Seas At Risk will host an event in the European Parliament on the 4th of November to discuss the upcoming review of EU waste legislation and new proposals for a circular economy. The event will consist of two panel discussions and question and answer sessions with the audience.
The Scottish Government has announced that it has launched a new strategy to tackle marine litter.
The aim of the strategy, entitled 'Marine Litter Strategy for Scotland', is to develop current and future measures to ensure that the amount of litter entering the marine and coastal environment is minimised to bring ecological, economic and social benefits.
At a cost of £16.8m each year to clean up, the strategy reveals that the majority of the litter found on Scotland's beaches and in the seas around it is plastic.
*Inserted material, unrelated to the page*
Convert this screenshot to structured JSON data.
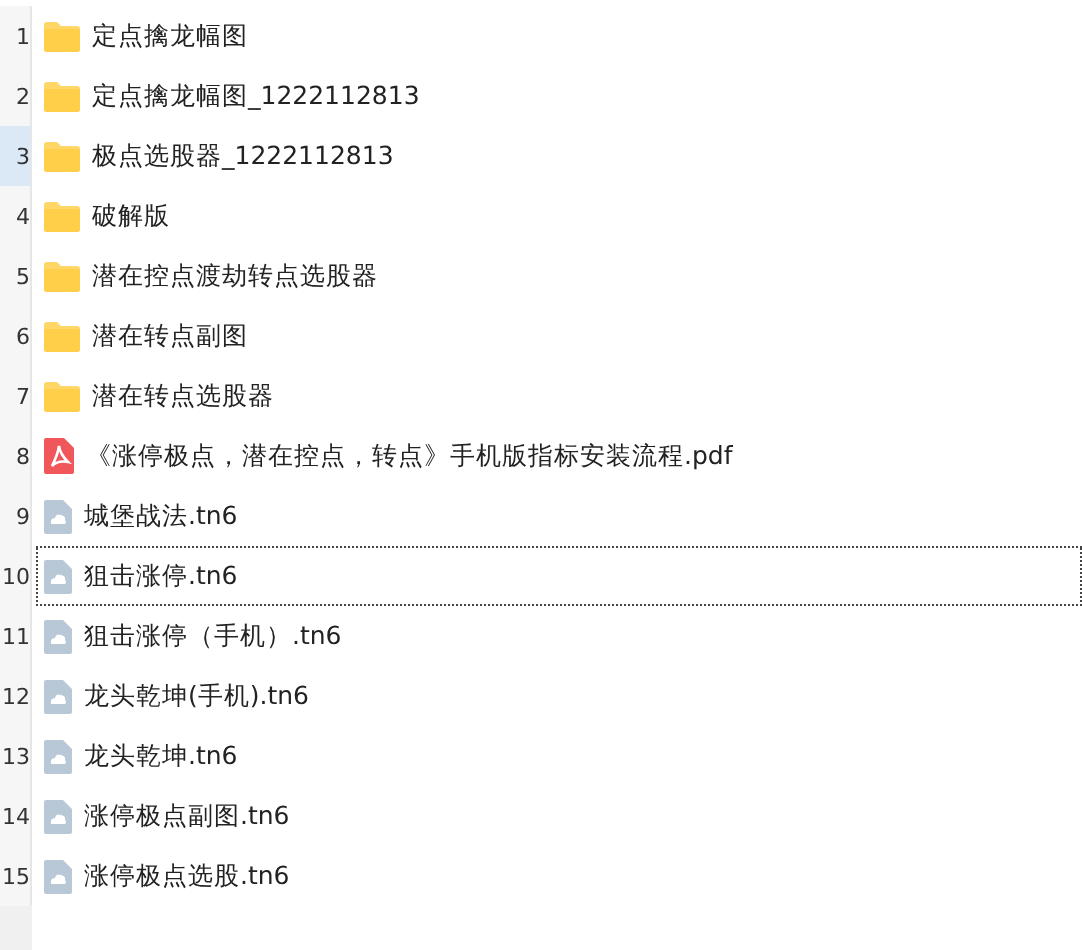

Every year, millions of tonnes of litter end up in Europe's streets, oceans, beaches, forests and natural areas. And every year millions of Europeans get out in their neighborhoods to clean up in voluntary actions. "Let's Clean up Europe" is an initiative that aims to encourage more such actions, to raise awareness about the scale of the litter and waste problems, and to encourage changes in behaviour. The event is being coordinated by the European Week for Waste Reduction (EWWR).
Focused on solutions and collaboration to ensure Healthy Oceans and Productive Ecosystems for future generations, the HOPE Conference, on 3-4 March 2014 in Brussels, called for urgent action to better protect the ocean and, in particular, to combat the ever increasing amount of marine debris.
The Conference of Parties of the Barcelona Convention for the Protection of the Mediterranean on 6th of December adopted a regional plan to manage marine litter.
Following the adoption, EU Environment Commissioner Janez Potocnik said: "I am very pleased to see the Mediterranean convention taking the problem of marine litter so seriously. This is an important step towards achieving the significant reductions in marine debris by 2025 that World Leaders promised at the Rio+20 summit last year. I hope that the other regional sea conventions will now take similar steps."
Rays trapped in lost fishing nets, floating plastic bags resembling jellyfish, glass bottles and tyres covering the ocean floor are all too common a sight for scuba divers who are the first to see how devastating marine litter is underwater. Many of us pick up trash every time we dive. We organize or participate in Dive Against Debris. And between now and December 18th, you have a unique opportunity to share your opinion on how the European Union (EU) can best tackle marine litter.
There is no easy way to tackle the issue of marine litter: it is complicated and has many causes, impacts and inputs. As a high percentage of marine litter comes from land based sources, EU legislation is possibly the best way to address the problem and look for solutions.
Are the planet’s oceans doomed to become its waste bin? Marine litter – plastics, wood, metal, rubber, paper and other debris – from human activity continues to invade and pollute oceans and seas, posing a serious threat to the coastal and marine environment worldwide.
Project AWARE together with other NGOs leading the fight against marine litter is calling on European countries to set a 50% reduction target in marine litter.
As part of a requirement to comply with the EU Marine Strategy Framework Directive (MSFD) - a legislative initiative that uses an ecosystem approach to improve the management of human activities that affect marine environment including marine litter - European Union (EU) member states are required to finalise their marine environmental targets for 2020 by 15th July 2012.